It is well-known that I have been a long-standing critic of plans to construct a so-called “eco-town” in the China Clay Area.

I disagreed with the Whitehall mandarins and Government ministers in the last Labour Government who, in July 2009, took the decision that a new settlement – spread across five different sites – should be built in mid Cornwall

At the time, I despaired at the top-down nature of the decision, which was disrespectful to the local planning process. I was astonished that central government could so casually impose 5,000 new properties on Clay Country which had, over the previous twenty years, constructed more houses than any other area in Cornwall.

I also challenged a number of the claims, including the one that all the housing would be on “previously disturbed land.”

The whole scheme may have temporarily stalled because of the recession, but it now seems to have gained a fresh momentum as – to quote the official paperwork – it is now a “joint venture between Cornwall Council, landowner Imerys, and developer Eco-Bos, with the planning process funded by a £1.4 million government grant.”

The latest proposal is for 1,500 new properties at West Carclaze, and it was with considerable trepidation that I visited the recent consultation in St Austell’s White River Place.

There were three – very similar – options on display and I was dismayed at what I saw.

It did not really surprise me that most of the housing is now proposed on greenfield land rather than “previously disturbed land.”

And I was horrified to see that the “joint venture” now wants to destroy the iconic sky tip that sits centrally within the proposed development area.

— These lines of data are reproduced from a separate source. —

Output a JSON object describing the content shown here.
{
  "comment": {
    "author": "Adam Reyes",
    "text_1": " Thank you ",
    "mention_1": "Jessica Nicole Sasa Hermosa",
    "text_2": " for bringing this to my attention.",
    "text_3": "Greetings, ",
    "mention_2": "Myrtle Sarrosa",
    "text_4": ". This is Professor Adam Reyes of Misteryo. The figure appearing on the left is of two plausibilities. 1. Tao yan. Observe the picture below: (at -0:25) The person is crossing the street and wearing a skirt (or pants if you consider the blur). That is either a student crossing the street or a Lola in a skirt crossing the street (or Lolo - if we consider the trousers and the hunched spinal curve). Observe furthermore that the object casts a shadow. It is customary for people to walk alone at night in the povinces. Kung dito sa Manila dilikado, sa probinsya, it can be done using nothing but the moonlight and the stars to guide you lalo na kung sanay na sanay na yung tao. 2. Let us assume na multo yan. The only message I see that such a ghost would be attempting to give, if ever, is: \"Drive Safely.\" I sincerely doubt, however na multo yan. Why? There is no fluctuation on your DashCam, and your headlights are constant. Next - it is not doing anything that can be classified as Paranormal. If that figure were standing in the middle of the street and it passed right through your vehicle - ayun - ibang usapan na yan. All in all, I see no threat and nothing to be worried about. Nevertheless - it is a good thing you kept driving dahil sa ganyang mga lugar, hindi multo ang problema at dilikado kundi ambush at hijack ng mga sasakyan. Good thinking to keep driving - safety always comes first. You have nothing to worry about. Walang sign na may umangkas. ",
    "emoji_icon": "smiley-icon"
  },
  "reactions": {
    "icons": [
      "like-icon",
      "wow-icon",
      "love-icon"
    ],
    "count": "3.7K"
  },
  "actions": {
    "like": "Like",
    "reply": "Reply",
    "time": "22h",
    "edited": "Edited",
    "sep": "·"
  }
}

Two of the options are to “remove” the sky tip, while a third claims that it would retain the sky tip, but transform it to “improve safety for ease of public access” and sculpt it to “provide a new viewpoint.” Do not be mistaken by such “sculptured” language – this also equates to the removal of this important historic monument.

And yet the Eco-Bos website still describes the West Carclaze area as a “dramatic setting defined by the landmark sky tip,” while a masterplan document, from not so long ago, pledged that the sky tip would become a “beacon” at the heart of the development with a buffer zone around it.

I cannot comprehend this sudden desire to wreck such an important part of the industrial heritage of mid Cornwall and, to be frank, it saddens me greatly.

Make no mistake, the destruction of the sky tip is unacceptable and we must do all that we can to stop such cultural vandalism.

Cynical note - previously the eco-town developers even incorporated the sky tip into their logo. See below:


Nig e said...

Is this projected housing intended to be affordable houses for locals or yet more "upmarket" properties to be empty for 51 weeks a year ?

MawKernewek said...

Are the words "eco-" and "sustainable" just meaningless buzzwords, acting as Trojan horses for the planners?

Elvenn a'n Dhumnonii said...

What is wrong with Konsel Kernow's planning department that it seems so ready to agree to greenfield desecration? The sky tip is - to use a much over exercised word, iconic, and is an important marker of our history, heritage and sense of place. Why can't Konsel Kernow insist on brownfield developments only? They seem to be careless about our land and our identity.

foyboy said...

Hello, when i was a member of Fowey Town Forum, we had a visit by Eco bos leaders who were testing the water for reaction to their proposal for their whole scheme for St Austell. As a local born person , sailor, ex ECLP engineer i explicitly asked if they had designs on the Sky Tip, their answer was NO, as they realised it was an iconic part of the area and had no intentions of altering it in any way! It is in the minutes of the meeting( or should be) of which I will have a copy! On driving back into Cornwall i know I’m coming home on the first sighting of it, or , when I’ve been sailing back to Fowey i feel a warmth in its sighting as well as often being a bearing to fishing marks that i was taught as a youngster. An Uncle of mine was a winder man who was THE man responsible for tipping the spoil onto tips, yes he was one of the workers of ECLP who created those reminders of our local heritage.. Eco bos; keep your word; there is more to life than money!….Bryan Boothby.,,,Fowey.